“The roots of a tree stretch deeper than you think…No matter how far away you are when you bloom, you are always tied to your roots.”
This quote from Lindsay Eagar’s book Hour of the Bees resonated with me throughout the story. This story resonated with me as a descendant of pioneer families in Tucson, Arizona. My great grandfather, Eduardo Carrillo, came to the Tucson area from Mexico in 1870 and acquired Rancho de la Cebadilla around the turn of the century.
It was sold in 1954, and my great uncle Rudy Carrillo worked on the ranch until his death in 1974. My dad loved to grill over mesquite, and I remember visiting Uncle Rudy to help my dad and brothers gather mesquite to take home. Uncle Rudy was always very careful about preserving the native trees, so he supervised closely. Within five years of my uncle’s death, the land was graded to create a subdivision. It was sad driving through the area realizing that it would never be the same lush desert again.
My grandma, Rudy’s sister, Adelina, told me a story back during the Tucson flood in October 1983. We received so much rain in a short amount of time that Tucson actually became an island. Many of the bridges that crossed normally dry washes and rivers were compromised by rushing water, and we couldn’t get anywhere that required crossing a bridge.
This sparked the memory that Grandma Adeline (her name got Americanized like Carolina’s in Hour of the Bees) shared with me. As a child, she and her 13 siblings spent the summer at the ranch. They packed up horses to travel 18 miles across Tucson, and if there was water in Pantano Wash they camped awhile until it was safe to cross. It was at this point that I realized the changes she saw in the Tucson landscape were much more transformative than the ones I experienced at that point.
Change is still happening in Tucson, and unfortunately a lot if it is tied to global climate change.
Over the last 11 summers, each has been a record-breaking hot summer.
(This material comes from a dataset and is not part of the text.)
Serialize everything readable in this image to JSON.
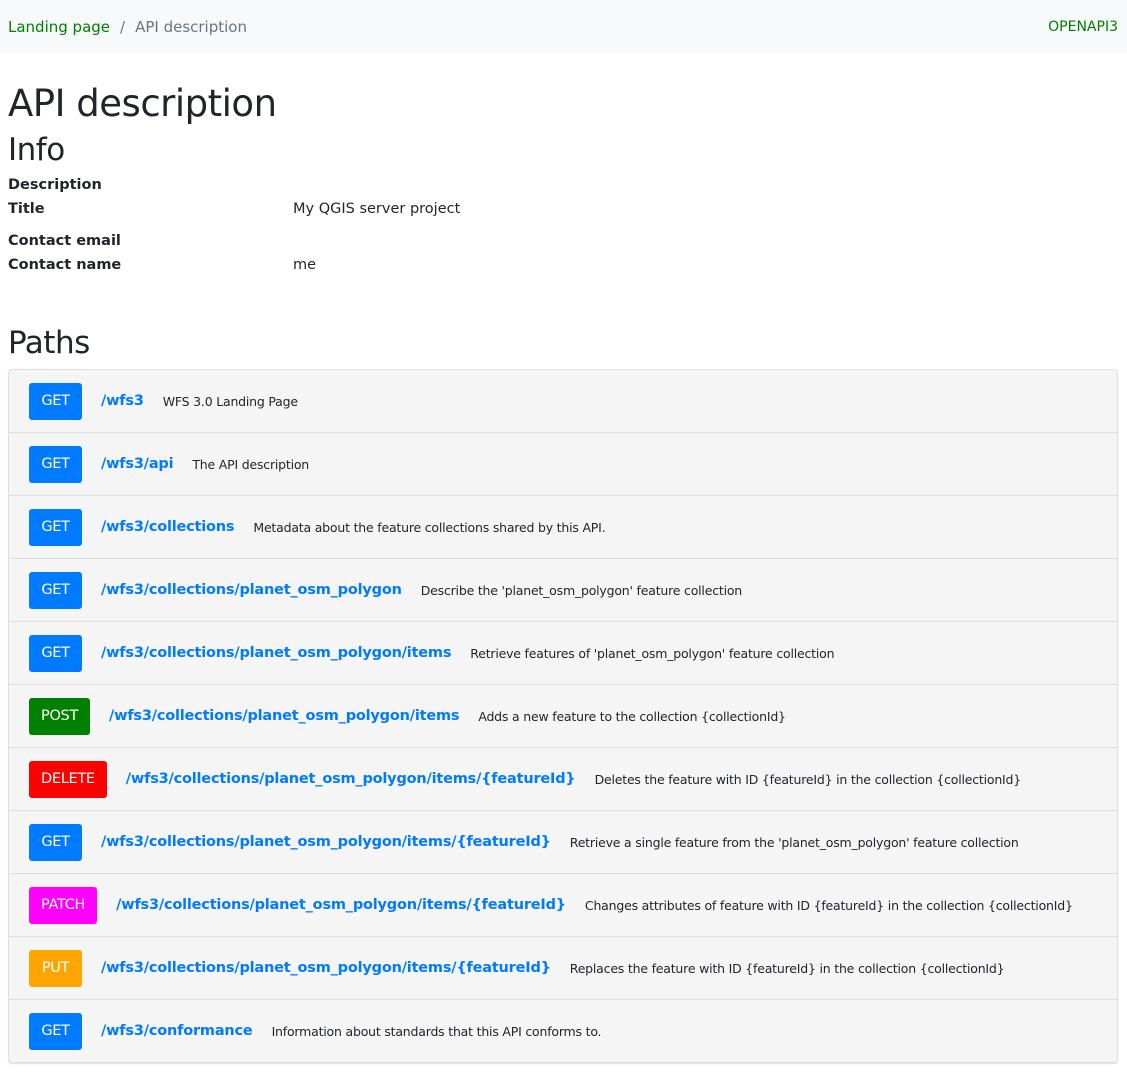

Climate Central ranked Tucson as the 3rd fastest warming city in the continental U.S. Tucson receives the majority of our water from the Colorado River, which has been in drought since 2000.
In May, Arizona entered into the Colorado River Drought Contingency Plan with the seven basin states and Mexico, whose 40 million people receive water from this one mighty river system. This agreement, six years in the making, shows that people can work together to fix wicked problems.
This brings me to the second quote of the book that I like to ponder:
“Things are only impossible if you stop to think about them.”
If we spend too much time thinking about what can’t be done, then we won’t make any progress on climate change. In our #TeachClimate conference call, I was introduced to the term “magical realism” as the literary genre for this book. It is where reality is infused with magic. Serge’s story to Carolina that always begins with “Once upon a time…” is a combination of reality and magic.
As educators, we need to infuse that magic by empowering our students to act on climate change. In our Recharge the Rain project in Tucson, teachers and students are designing, installing, and monitoring school rain gardens to soak in the rain and plant the shade. I imagine my Uncle Rudy smiling with each new mesquite tree planted and supported by rainfall at a school. We are connecting a new generation of students to their land while providing shade to cool their playground.
As teachers and parents, we know that focusing on the science behind climate change without allowing students to act on this knowledge is overwhelming. There are many actions that can be taken in every community. Project Drawdown , covered in another book club meeting, is a great starting point.
Let’s start the narrative of our own community stories with, “Once upon a time….” and focus on what is possible.
Betsy Wilkening is an Arizona Project WET Education Coordinator at the Tucson Program Water Resources Center.